Buying into non-voting shares may seem riskier, but in Korea a founding family typically holds enough of the voting rights to have control, so an investor in prefs isn’t at an obvious disadvantage to minority investors in common shares. In the past, investors in prefs have been treated equally to those in common shares, says Mark Lewand, head of investor relations at Weiss. Hence Korean prefs shouldn’t necessarily trade at big discounts to common stock.

Despite that, many do, which creates two opportunities. First, Korean blue chips already trade cheaper than comparable global peers. Through prefs, investors can buy in at a double discount, says Jack Hsiao, WKOF’s manager. Second, discounts change in response to corporate restructuring and better governance. A decade ago, Samsung Electronics’ prefs used to trade at a 40%-50% discount, but that has narrowed to around 10%. WKOF has rotated out of Samsung into other blue-chip prefs with wider discounts, such as Hyundai Motor, where such catalysts have yet to play out.

Respectable returns
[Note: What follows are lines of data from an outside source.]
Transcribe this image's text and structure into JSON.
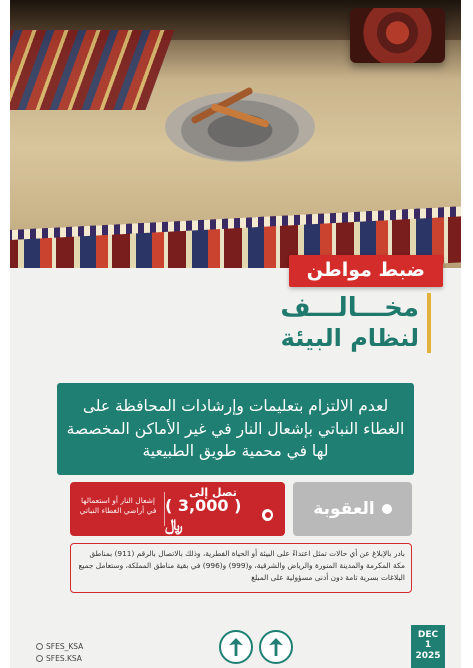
{
  "badge": {
    "text": "ضبط مواطن"
  },
  "title": {
    "line1": "مخـــالـــف",
    "line2": "لنظام البيئة"
  },
  "statement": {
    "text": "لعدم الالتزام بتعليمات وإرشادات المحافظة على الغطاء النباتي بإشعال النار في غير الأماكن المخصصة لها في محمية طويق الطبيعية"
  },
  "penalty": {
    "label": "العقوبة",
    "up_to": "تصل إلى",
    "amount": "( 3,000 ) ﷼",
    "note": "إشعال النار أو استعمالها في أراضي الغطاء النباتي"
  },
  "disclaimer": {
    "text": "بادر بالإبلاغ عن أي حالات تمثل اعتداءً على البيئة أو الحياة الفطرية، وذلك بالاتصال بالرقم (911) بمناطق مكة المكرمة والمدينة المنورة والرياض والشرقية، و(999) و(996) في بقية مناطق المملكة، وستعامل جميع البلاغات بسرية تامة دون أدنى مسؤولية على المبلغ"
  },
  "footer": {
    "handles": [
      "SFES_KSA",
      "SFES.KSA"
    ],
    "date": {
      "month": "DEC",
      "day": "1",
      "year": "2025"
    }
  },
  "colors": {
    "primary_green": "#1f7f73",
    "accent_red": "#d42b2b",
    "accent_gold": "#e3b23c"
  }
}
WKOF has returned 123% in net asset value (NAV) terms since its inception in 2013, against 50% for the MSCI Korea. Dividends are paid annually, with a trailing yield of 3.5% on Monday’s close of 181p. The expense ratio is 1.8%, of which 1.5% is the management fee. A discount control mechanism keeps the discount fairly tight (2.2% on Monday). However, this is a small fund (assets of £127m) and the bid/offer spread can widen in these market conditions (now around 5%).

WKOF is a specialised single-country fund and not for every portfolio. Still, it looks cheap. The discount of its prefs portfolio relative to equivalent common shares is now 52%, as wide as it’s been since 2013, putting it on less than five times earnings. If you expect Korea to rerate upwards eventually, it should be one to hold and a good time to start buying.